Records contained in a dataset:
****
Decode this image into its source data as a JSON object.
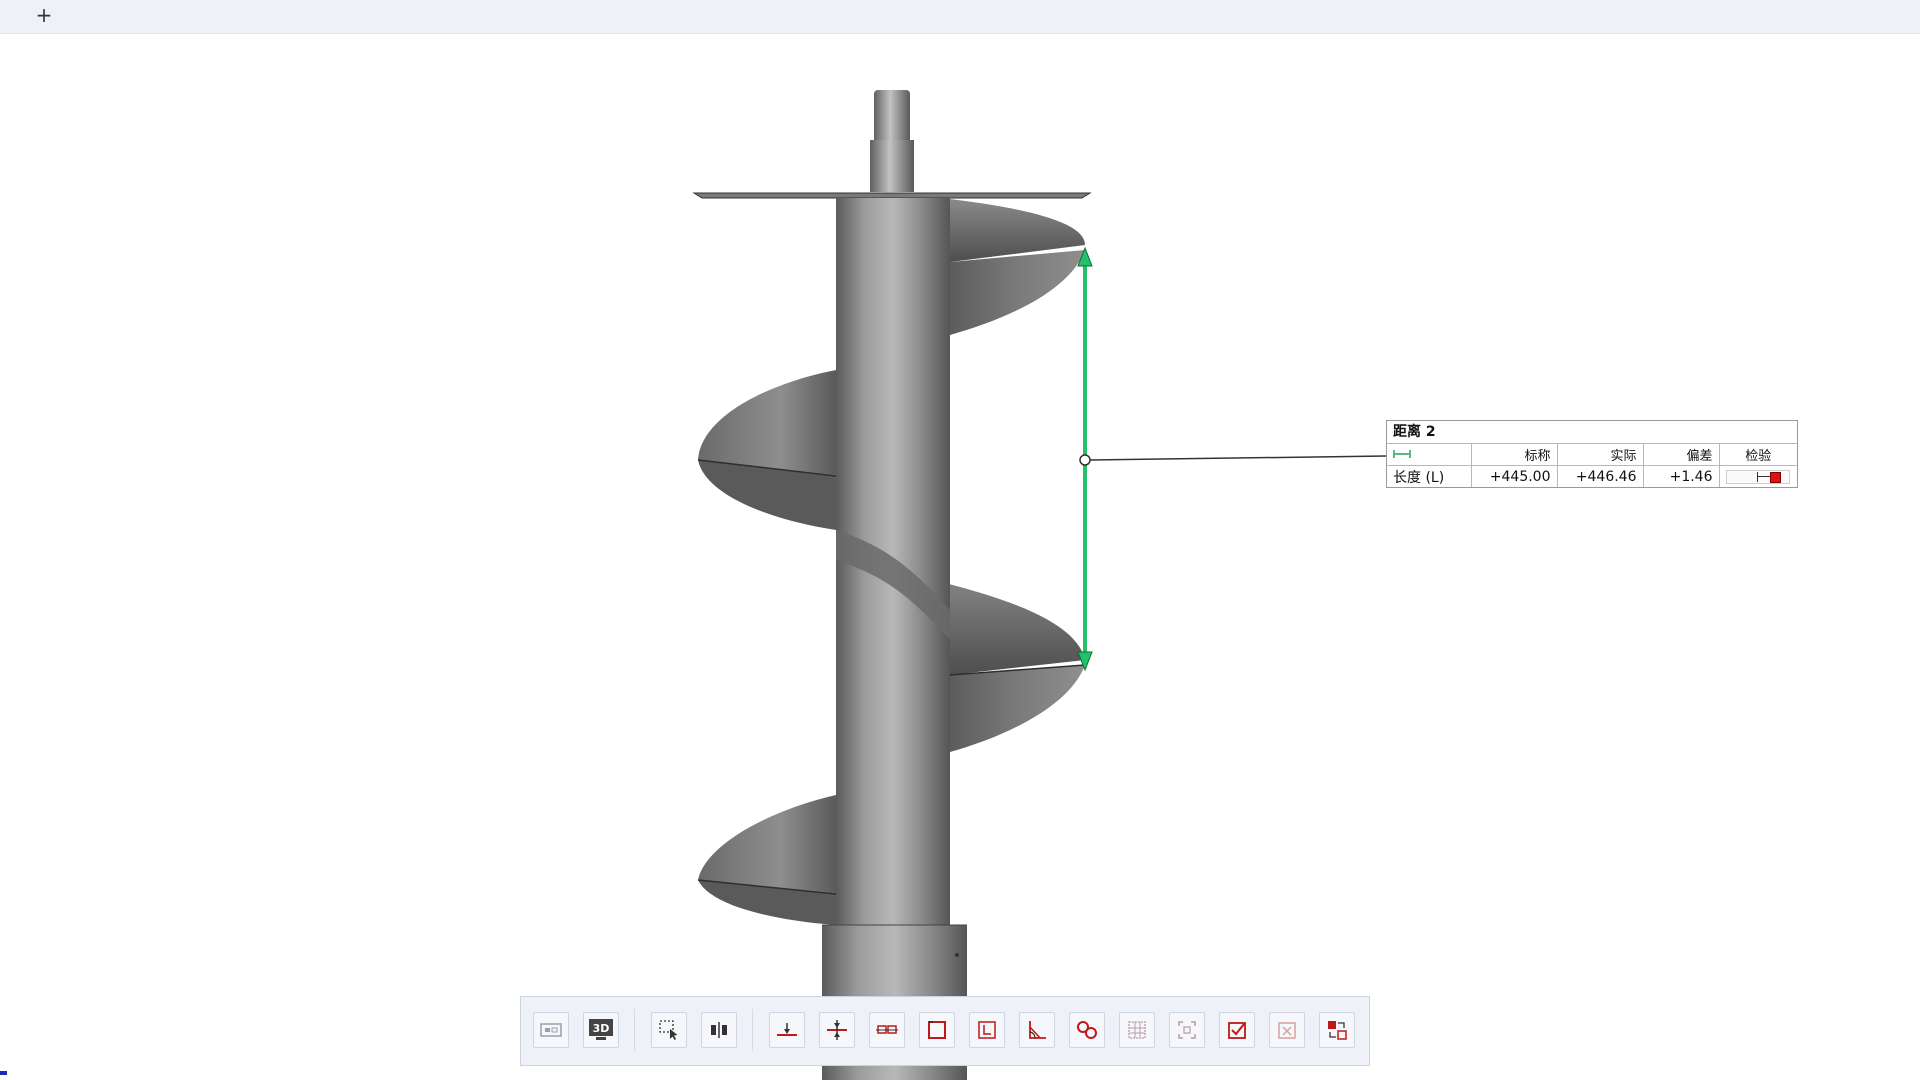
{
  "tabbar": {
    "add_tab_label": "+"
  },
  "measurement": {
    "title": "距离 2",
    "columns": [
      "标称",
      "实际",
      "偏差",
      "检验"
    ],
    "rows": [
      {
        "label": "长度 (L)",
        "nominal": "+445.00",
        "actual": "+446.46",
        "deviation": "+1.46",
        "check_fraction": 0.85
      }
    ],
    "accent_color": "#22c26a",
    "out_of_tolerance_color": "#e01010"
  },
  "toolbar": {
    "buttons": [
      {
        "id": "view-2d",
        "icon": "view-2d-icon"
      },
      {
        "id": "view-3d",
        "icon": "view-3d-icon",
        "label": "3D"
      },
      {
        "id": "select",
        "icon": "select-region-icon"
      },
      {
        "id": "mirror",
        "icon": "mirror-icon"
      },
      {
        "id": "point-align",
        "icon": "point-align-icon"
      },
      {
        "id": "point-center",
        "icon": "point-center-icon"
      },
      {
        "id": "distance",
        "icon": "distance-icon"
      },
      {
        "id": "rectangle",
        "icon": "rectangle-icon"
      },
      {
        "id": "frame",
        "icon": "frame-icon"
      },
      {
        "id": "angle",
        "icon": "angle-icon"
      },
      {
        "id": "circles",
        "icon": "circles-icon"
      },
      {
        "id": "grid",
        "icon": "grid-icon"
      },
      {
        "id": "fit",
        "icon": "fit-icon"
      },
      {
        "id": "check",
        "icon": "check-icon"
      },
      {
        "id": "delete",
        "icon": "delete-icon"
      },
      {
        "id": "transform",
        "icon": "transform-icon"
      }
    ]
  }
}
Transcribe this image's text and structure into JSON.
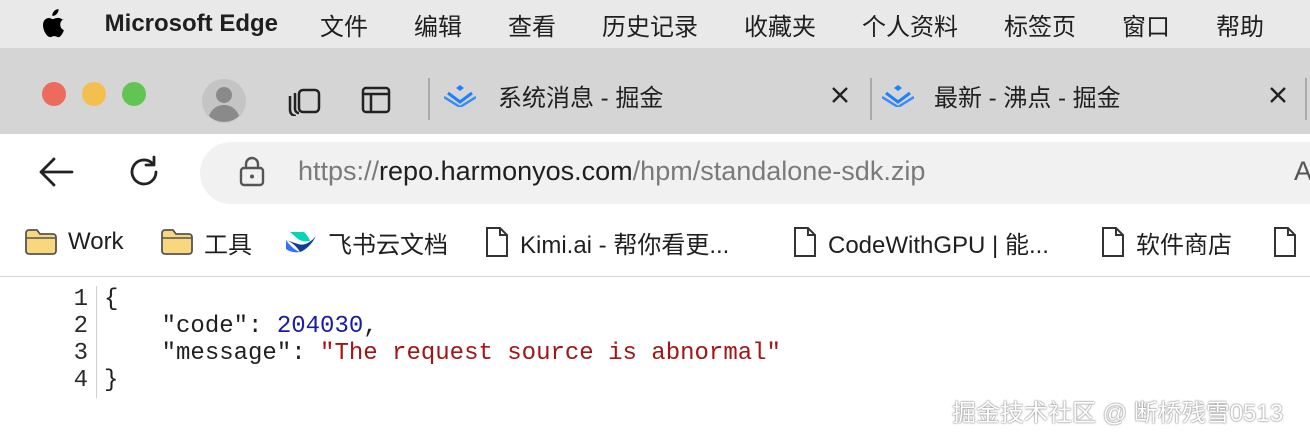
{
  "menubar": {
    "app_name": "Microsoft Edge",
    "items": [
      "文件",
      "编辑",
      "查看",
      "历史记录",
      "收藏夹",
      "个人资料",
      "标签页",
      "窗口",
      "帮助"
    ]
  },
  "tabs": [
    {
      "title": "系统消息 - 掘金"
    },
    {
      "title": "最新 - 沸点 - 掘金"
    }
  ],
  "address_bar": {
    "scheme": "https://",
    "host": "repo.harmonyos.com",
    "path": "/hpm/standalone-sdk.zip",
    "trailing_glyph": "A"
  },
  "bookmarks": [
    {
      "label": "Work",
      "icon": "folder-icon"
    },
    {
      "label": "工具",
      "icon": "folder-icon"
    },
    {
      "label": "飞书云文档",
      "icon": "feishu-logo-icon"
    },
    {
      "label": "Kimi.ai - 帮你看更...",
      "icon": "document-icon"
    },
    {
      "label": "CodeWithGPU | 能...",
      "icon": "document-icon"
    },
    {
      "label": "软件商店",
      "icon": "document-icon"
    }
  ],
  "json_view": {
    "line_numbers": [
      "1",
      "2",
      "3",
      "4"
    ],
    "open_brace": "{",
    "close_brace": "}",
    "key_code": "\"code\"",
    "value_code": "204030",
    "key_message": "\"message\"",
    "value_message": "\"The request source is abnormal\""
  },
  "watermark": "掘金技术社区 @ 断桥残雪0513",
  "colors": {
    "close": "#ed6a5e",
    "minimize": "#f5bf4f",
    "zoom": "#61c554",
    "number": "#1a1aa6",
    "string": "#a31515",
    "juejin_blue": "#1e80ff"
  }
}
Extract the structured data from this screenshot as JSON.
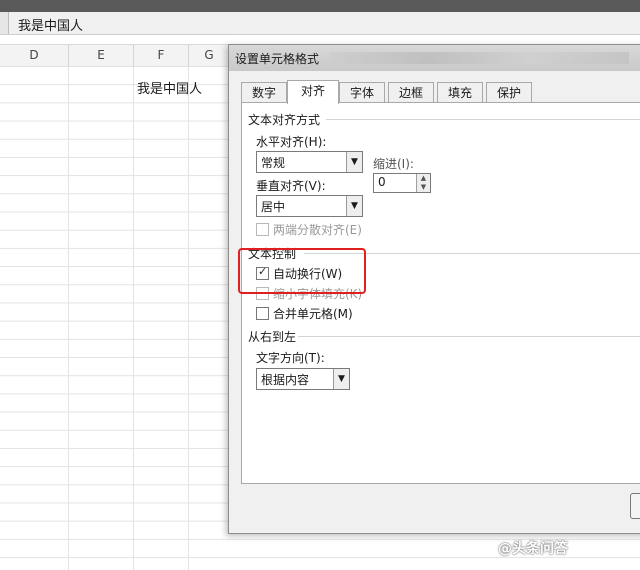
{
  "formula_bar": {
    "value": "我是中国人"
  },
  "columns": [
    "D",
    "E",
    "F",
    "G"
  ],
  "cell": {
    "text": "我是中国人"
  },
  "dialog": {
    "title": "设置单元格格式",
    "tabs": [
      "数字",
      "对齐",
      "字体",
      "边框",
      "填充",
      "保护"
    ],
    "active_tab": "对齐",
    "text_alignment": {
      "group_title": "文本对齐方式",
      "horizontal_label": "水平对齐(H):",
      "horizontal_value": "常规",
      "indent_label": "缩进(I):",
      "indent_value": "0",
      "vertical_label": "垂直对齐(V):",
      "vertical_value": "居中",
      "distributed_label": "两端分散对齐(E)"
    },
    "text_control": {
      "group_title": "文本控制",
      "wrap_label": "自动换行(W)",
      "wrap_checked": true,
      "shrink_label": "缩小字体填充(K)",
      "merge_label": "合并单元格(M)"
    },
    "rtl": {
      "group_title": "从右到左",
      "direction_label": "文字方向(T):",
      "direction_value": "根据内容"
    }
  },
  "watermark": "@头条问答",
  "colors": {
    "highlight": "#e02020"
  }
}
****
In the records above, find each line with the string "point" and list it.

Exercise output:
        "id": "point-align",
        "icon": "point-align-icon"
        "id": "point-center",
        "icon": "point-center-icon"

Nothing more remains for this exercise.